Shout Out To
the 2014 graduates of the US Naval Academy.
ANNAPOLIS, Md. (May 23, 2014) Secretary of the Navy (SECNAV) Ray Mabus and Secretary of Defense (SECDEF) Chuck Hagel pass out diplomas and shake hands with honor students during the U.S. Naval Academy graduation and commissioning ceremony for the class of 2014. (U.S. Navy photo by Mass Communication Specialist 2nd Class Armando Gonzales)
When I saw these pics of midshipmen graduating and receiving their commissions I thought of how hard these young men and women who had just graduated. What an accomplishment to graduate from the US Naval Academy or any of the service academies.

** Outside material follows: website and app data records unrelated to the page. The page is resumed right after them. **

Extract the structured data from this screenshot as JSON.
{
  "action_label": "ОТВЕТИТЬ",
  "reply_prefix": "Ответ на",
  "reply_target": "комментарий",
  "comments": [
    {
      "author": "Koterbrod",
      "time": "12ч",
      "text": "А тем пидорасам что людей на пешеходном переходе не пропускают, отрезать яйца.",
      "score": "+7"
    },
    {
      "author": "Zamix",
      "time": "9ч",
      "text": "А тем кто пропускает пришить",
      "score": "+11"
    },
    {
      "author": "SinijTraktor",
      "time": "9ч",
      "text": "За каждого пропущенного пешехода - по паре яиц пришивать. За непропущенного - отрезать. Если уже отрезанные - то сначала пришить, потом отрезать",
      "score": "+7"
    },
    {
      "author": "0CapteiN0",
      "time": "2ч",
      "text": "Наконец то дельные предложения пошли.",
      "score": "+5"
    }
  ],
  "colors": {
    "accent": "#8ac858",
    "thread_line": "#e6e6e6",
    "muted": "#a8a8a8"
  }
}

I have never wanted to make military history. I just want to write about it. So fortunately, while my mother wanted me to attend the US Naval Academy, instead I registered and graduated from Tulane University in New Orleans. Given my raucous behavior, had I attended the naval academy, I would have been stood up against a wall and shot–or whatever the equivalent is.
I cannot imagine how difficult it must be to actually graduate from the Naval Academy since I have read that you have to go to study, attend class, keep your quarters clean, turn your lights out at a certain time and get up early in the morning. You also have to march everywhere. (I think).
When I was a student at Tulane, admittedly in the 1970s, I never studied, except for reading my history books, I never attended class (not a requirement in those days), and I didn’t keep my quarters clean.
I never got up early and Lord knows I kept the night hours of a vampire. On a regular basis, say three or four or five times a week I either smoked dope or got drunk which I have read in the newspaper are activities looked down on at the USNA. I also never marched anywhere. Full disclosure: I had a traumatic childhood and was a very troubled young man in college. Most of the dope I smoked and alcohol I drank was to “self-medicate” as is said today.
I did read a lot of novels, however.
Brigade of Midshipmen
ANNAPOLIS, Md. (May 22, 2014) Chief of Naval Operations (CNO) Adm. Jonathan Greenert reviews the Brigade of Midshipmen as they march by during the U.S. Naval Academy Color Parade at Worden Field at the Naval Academy. The time honored tradition was established in 1867 and comes with great anticipation as it is the last full dress parade for graduating class members who will receive their commissions the next day and go on to serve as leaders in the Navy or Marine Corps. (US Navy photo by Chief Mass Communication Specialist Peter D. Lawlor)
ANNAPOLIS, Md. (May 23, 2014) Newly commissioned officers from the Naval Academy Class of 2014 celebrate the conclusion of their graduation and commissioning ceremony with the traditional hat toss at Navy-Marine Corps Memorial Stadium. (US Navy photo by MC Spec 2nd Class Armando Gonzales)
the plebes also get to celebrate at the end of the academic year
ANNAPOLIS, Md. (May 19, 2014) Naval Academy freshmen, or plebes, climb the Herndon Monument, a tradition symbolizing the successful completion of the midshipmen freshman year. The Class of 2017 plebes must use teamwork, strategy and communication to climb the 21-foot-tall monument and replace the traditional plebe cover at the top with a midshipman’s cover. The class of 2017 completed the Herndon Climb in 2:19:35. ( U.S. Navy photo by Mass Communication Specialist Seaman Nathan Wilkes/Released)